DATA SUPPLIED ->
● ● ● ● ●

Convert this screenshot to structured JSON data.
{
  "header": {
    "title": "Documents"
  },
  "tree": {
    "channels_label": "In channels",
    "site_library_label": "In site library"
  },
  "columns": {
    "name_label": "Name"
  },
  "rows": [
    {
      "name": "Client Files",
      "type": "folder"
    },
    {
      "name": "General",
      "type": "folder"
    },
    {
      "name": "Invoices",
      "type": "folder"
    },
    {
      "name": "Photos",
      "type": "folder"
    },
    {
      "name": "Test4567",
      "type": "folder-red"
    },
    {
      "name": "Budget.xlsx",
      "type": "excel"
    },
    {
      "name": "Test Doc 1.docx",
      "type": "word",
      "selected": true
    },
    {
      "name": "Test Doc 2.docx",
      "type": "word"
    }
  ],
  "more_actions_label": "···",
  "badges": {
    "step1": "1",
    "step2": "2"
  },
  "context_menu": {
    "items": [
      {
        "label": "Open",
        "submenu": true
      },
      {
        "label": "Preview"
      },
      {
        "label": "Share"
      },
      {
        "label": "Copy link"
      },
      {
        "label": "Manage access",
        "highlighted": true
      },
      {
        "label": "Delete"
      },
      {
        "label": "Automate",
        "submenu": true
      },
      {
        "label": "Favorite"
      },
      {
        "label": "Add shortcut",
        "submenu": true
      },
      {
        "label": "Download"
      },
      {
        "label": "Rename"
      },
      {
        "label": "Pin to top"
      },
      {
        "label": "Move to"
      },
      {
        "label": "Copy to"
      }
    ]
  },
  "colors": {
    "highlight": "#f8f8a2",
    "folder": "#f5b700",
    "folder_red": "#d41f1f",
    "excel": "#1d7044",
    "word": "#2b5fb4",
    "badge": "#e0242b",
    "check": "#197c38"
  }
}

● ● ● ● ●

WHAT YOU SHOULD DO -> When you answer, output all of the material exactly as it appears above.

TASK SOLUTION ->
Convert this screenshot to structured JSON data.
{
  "header": {
    "title": "Documents"
  },
  "tree": {
    "channels_label": "In channels",
    "site_library_label": "In site library"
  },
  "columns": {
    "name_label": "Name"
  },
  "rows": [
    {
      "name": "Client Files",
      "type": "folder"
    },
    {
      "name": "General",
      "type": "folder"
    },
    {
      "name": "Invoices",
      "type": "folder"
    },
    {
      "name": "Photos",
      "type": "folder"
    },
    {
      "name": "Test4567",
      "type": "folder-red"
    },
    {
      "name": "Budget.xlsx",
      "type": "excel"
    },
    {
      "name": "Test Doc 1.docx",
      "type": "word",
      "selected": true
    },
    {
      "name": "Test Doc 2.docx",
      "type": "word"
    }
  ],
  "more_actions_label": "···",
  "badges": {
    "step1": "1",
    "step2": "2"
  },
  "context_menu": {
    "items": [
      {
        "label": "Open",
        "submenu": true
      },
      {
        "label": "Preview"
      },
      {
        "label": "Share"
      },
      {
        "label": "Copy link"
      },
      {
        "label": "Manage access",
        "highlighted": true
      },
      {
        "label": "Delete"
      },
      {
        "label": "Automate",
        "submenu": true
      },
      {
        "label": "Favorite"
      },
      {
        "label": "Add shortcut",
        "submenu": true
      },
      {
        "label": "Download"
      },
      {
        "label": "Rename"
      },
      {
        "label": "Pin to top"
      },
      {
        "label": "Move to"
      },
      {
        "label": "Copy to"
      }
    ]
  },
  "colors": {
    "highlight": "#f8f8a2",
    "folder": "#f5b700",
    "folder_red": "#d41f1f",
    "excel": "#1d7044",
    "word": "#2b5fb4",
    "badge": "#e0242b",
    "check": "#197c38"
  }
}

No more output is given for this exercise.